However, in sharp contrast to the detailed technical content in the book, Young offers few insights into his personal life. Meeting and marrying his first wife, Barbara, while in the Navy, gets just one brief paragraph. His later divorce from her and remarriage also gets one paragraph, oddly wedged into a larger discussion of preparations for Apollo 16. Young doesn’t go into much detail about his interactions with fellow astronauts, beyond his insights into the crew of Apollo 11. Collins, his Gemini 10 crewmate, was “bright, capable, classy, and incredibly funny,” while Neil Armstrong was “a neat bundle of some unique personality traits.” Buzz Aldrin, on the other hand, “got on people’s nerves” and “thought he was smarter than he really was.”

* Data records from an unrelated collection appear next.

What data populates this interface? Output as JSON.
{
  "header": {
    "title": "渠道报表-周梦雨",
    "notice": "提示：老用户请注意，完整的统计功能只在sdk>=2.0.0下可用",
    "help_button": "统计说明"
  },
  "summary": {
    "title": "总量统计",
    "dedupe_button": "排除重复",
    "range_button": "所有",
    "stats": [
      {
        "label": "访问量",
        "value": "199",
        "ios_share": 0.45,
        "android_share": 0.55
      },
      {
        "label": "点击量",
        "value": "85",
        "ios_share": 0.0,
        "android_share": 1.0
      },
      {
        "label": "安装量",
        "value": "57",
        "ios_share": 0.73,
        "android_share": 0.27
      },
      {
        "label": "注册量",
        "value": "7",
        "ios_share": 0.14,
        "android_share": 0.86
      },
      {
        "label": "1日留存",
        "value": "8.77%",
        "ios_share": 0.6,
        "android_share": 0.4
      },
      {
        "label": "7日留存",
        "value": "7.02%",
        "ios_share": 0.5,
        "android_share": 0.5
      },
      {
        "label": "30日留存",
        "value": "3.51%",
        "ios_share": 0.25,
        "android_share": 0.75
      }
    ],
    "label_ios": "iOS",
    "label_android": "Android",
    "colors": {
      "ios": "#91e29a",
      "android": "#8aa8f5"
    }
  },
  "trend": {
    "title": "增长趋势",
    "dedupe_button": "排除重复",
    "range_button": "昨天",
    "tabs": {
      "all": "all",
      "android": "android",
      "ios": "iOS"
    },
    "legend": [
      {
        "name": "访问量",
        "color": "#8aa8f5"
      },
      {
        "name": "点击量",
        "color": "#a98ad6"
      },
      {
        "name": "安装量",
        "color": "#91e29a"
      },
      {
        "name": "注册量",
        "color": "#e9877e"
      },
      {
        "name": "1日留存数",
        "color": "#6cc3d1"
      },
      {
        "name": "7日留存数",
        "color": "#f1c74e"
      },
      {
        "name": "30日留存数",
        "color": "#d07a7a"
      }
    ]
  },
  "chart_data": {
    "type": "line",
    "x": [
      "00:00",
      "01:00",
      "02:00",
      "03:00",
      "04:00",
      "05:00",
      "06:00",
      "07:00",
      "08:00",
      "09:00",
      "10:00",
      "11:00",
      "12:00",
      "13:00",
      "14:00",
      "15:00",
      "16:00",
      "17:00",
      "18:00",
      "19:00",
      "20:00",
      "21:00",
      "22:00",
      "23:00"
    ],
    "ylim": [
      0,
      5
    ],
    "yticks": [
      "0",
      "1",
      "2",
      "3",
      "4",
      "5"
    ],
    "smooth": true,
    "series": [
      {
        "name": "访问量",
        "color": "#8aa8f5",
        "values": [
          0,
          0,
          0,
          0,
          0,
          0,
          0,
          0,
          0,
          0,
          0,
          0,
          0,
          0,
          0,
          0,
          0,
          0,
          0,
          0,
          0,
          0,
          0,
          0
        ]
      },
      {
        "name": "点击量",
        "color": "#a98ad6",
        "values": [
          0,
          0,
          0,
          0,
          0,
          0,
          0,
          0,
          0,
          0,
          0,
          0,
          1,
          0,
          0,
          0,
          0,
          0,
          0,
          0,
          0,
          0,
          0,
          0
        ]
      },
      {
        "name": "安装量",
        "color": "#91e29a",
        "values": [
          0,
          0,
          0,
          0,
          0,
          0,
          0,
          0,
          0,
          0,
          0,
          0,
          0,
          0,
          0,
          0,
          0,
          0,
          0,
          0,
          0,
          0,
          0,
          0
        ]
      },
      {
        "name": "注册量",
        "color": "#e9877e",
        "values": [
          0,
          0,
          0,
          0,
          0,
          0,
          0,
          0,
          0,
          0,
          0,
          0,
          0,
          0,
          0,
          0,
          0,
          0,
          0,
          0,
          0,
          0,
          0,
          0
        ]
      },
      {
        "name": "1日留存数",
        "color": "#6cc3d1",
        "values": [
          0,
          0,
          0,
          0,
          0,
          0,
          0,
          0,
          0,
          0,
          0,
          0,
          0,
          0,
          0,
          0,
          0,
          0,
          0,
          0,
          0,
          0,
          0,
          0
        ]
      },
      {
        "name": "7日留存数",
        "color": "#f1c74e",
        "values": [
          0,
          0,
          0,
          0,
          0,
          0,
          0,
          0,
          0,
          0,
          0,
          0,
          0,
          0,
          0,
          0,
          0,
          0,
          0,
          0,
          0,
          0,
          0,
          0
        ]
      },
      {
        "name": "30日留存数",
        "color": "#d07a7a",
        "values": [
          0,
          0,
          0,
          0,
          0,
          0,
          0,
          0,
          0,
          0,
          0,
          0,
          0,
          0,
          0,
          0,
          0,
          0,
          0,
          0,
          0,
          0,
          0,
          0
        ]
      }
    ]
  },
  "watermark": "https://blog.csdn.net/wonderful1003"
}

Forever Young could also have benefited from another round of editing and fact-checking. There are a number of errors in the book, from Collins’s foreword that refers to Young as the commander of Apollo 15 (instead of 16) to a reference to “the LM’s entire three-legged landing gear” (the lunar module had four legs) to incorrect dates. Other sections may simply be dated: at the end of the chapter about the approach and landing tests performed by the orbiter Enterprise, he says that, once the Smithsonian gets the retired shuttle Discovery, Enterprise might be loaned out to other museums. In fact, Enterprise has already been delivered to its new home, the Intrepid Sea-Air-Space Museum in New York, a decision made a year and a half ago.
In the epilogue to Forever Young, Young offers a spirited defense of the Bush Administration’s Vision for Space Exploration and how NASA implemented it under Griffin—although he was concerned that the Orion spacecraft was too heavy to be launched by Ares 1—and a criticism of the plan’s abandonment by the Obama Administration in 2010. Young clearly believes that the US should return to the Moon, for purposes ranging from planetary defense to development of lunar-based solar power, but like much of the advice and recommendations in his past memos, he seems resigned to the conclusion that his recommendations won’t be heeded, at least any time soon (elsewhere in the book, he says he believes the next people to walk on the Moon will be Chinese.) Despite the book’s flaws, one will likely agree after reading it that Young was indeed an unusual and unique individual who played a key role in NASA’s human spaceflight program over several decades.